We’re excited to share this conversation with writer and librarian Danny Thien Le, whose poem we have featured as part of our this is for mẹ series, with filmmaker Bao Nguyen. Nguyen’s latest documentary Be Water, featured as part of ESPN’s 30 for 30 series, and screening across the country, explores the biography and legacy of Bruce Lee. Watch the chat below to learn more about Bao’s process, living on two shores, and how Asian Americans can be empowered as allies.
I had the fortune of interviewing filmmaker and storyteller Bao Nguyen during his press run for his newest film Be Water, the ESPN 30 for 30 documentary chronicling the personal life and philosophies of legendary martial artist Bruce Lee. For over a decade Bao has directed and produced numerous films, shorts, and branded content all across the United States and Asia. Bao’s narrative eye for pacing and emotion is beautifully translated through the language of his celluloid dreamscapes.
I was an admirer of Bao’s work years before I became acquainted with him. My personal desire to reconnect myself with Vietnam and the growing youth culture in Southeast Asia lead me down the rabbit hole of the internet, desperately seeking out any obscure videos and references related to the burgeoning Vietnamese street art scene I wanted to know and explore. A decade ago I stumbled upon the film Saigon Electric (Sài Gòn Yo!), which would be my first taste of Vietnamese Hip Hop in a theatrical setting. This is where I got acquainted with the names of artists and entrepreneurs like the rapper Suboi and bboy/graphic designer Viet Max. Little did I know, a young Bao Nguyen had his hand in this and many more projects I would soon come to love.
The beautiful thing about the Vietnamese creative community is that everyone seems to know one another. Whether it is by name or influenced, the ability to connect and find commonality can easily be settled in the company one keeps. Luckily, building with Bao over a mutual respect for each other’s work and creative intentions made this talk enjoyable and necessary.

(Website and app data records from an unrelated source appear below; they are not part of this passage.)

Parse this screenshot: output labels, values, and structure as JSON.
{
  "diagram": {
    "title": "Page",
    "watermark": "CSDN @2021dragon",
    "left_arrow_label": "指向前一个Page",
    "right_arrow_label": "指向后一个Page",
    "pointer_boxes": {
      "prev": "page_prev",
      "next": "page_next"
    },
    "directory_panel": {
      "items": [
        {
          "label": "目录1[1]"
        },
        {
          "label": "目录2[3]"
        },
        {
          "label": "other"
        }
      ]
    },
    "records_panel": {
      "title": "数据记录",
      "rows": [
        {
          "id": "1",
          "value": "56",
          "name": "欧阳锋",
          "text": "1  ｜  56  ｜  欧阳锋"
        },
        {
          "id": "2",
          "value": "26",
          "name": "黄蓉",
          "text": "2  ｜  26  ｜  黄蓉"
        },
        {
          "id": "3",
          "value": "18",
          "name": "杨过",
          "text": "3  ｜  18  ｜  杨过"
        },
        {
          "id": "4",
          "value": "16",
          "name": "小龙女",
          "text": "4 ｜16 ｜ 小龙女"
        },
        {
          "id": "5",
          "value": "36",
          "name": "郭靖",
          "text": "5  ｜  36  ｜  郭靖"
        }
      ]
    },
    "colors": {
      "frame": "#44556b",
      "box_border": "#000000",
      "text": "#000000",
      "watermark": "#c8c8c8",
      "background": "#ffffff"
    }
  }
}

The pandemic has allowed me, a professional librarian, the luxury to curate talks from all across the world without the limitations of space and time to contend with. Just like the film industry, libraries have been forced to halt their operations in order to stall the spread of COVID-19. This has created an unique opportunity to pivot our resources towards digital platforms in order to continue engaging our communities with diverse programs and voices. So I do hope you enjoy my talk with Bao Nguyen and help to amplify our diasporic stories to other corners of the world. Also, please excuse the banter in the beginning. I can be quite chatty.
Danny Thien Le (Dandiggity) is a first generation Vietnamese-American writer, poet, cultural enabler, and future librarian hailing from San Jose, CA. His birth state of Oklahoma made him “different”, but the Bay Area amplified his diverse, personal voice. He represents Universal Grammar, Cukui Clothing, POW! WOW! San Jose, the San Jose Public Library, and the global APIA diaspora. He is currently pursuing a Master’s in Library Information Science at San Jose State University. @dandiggity www.dacbietdaily.com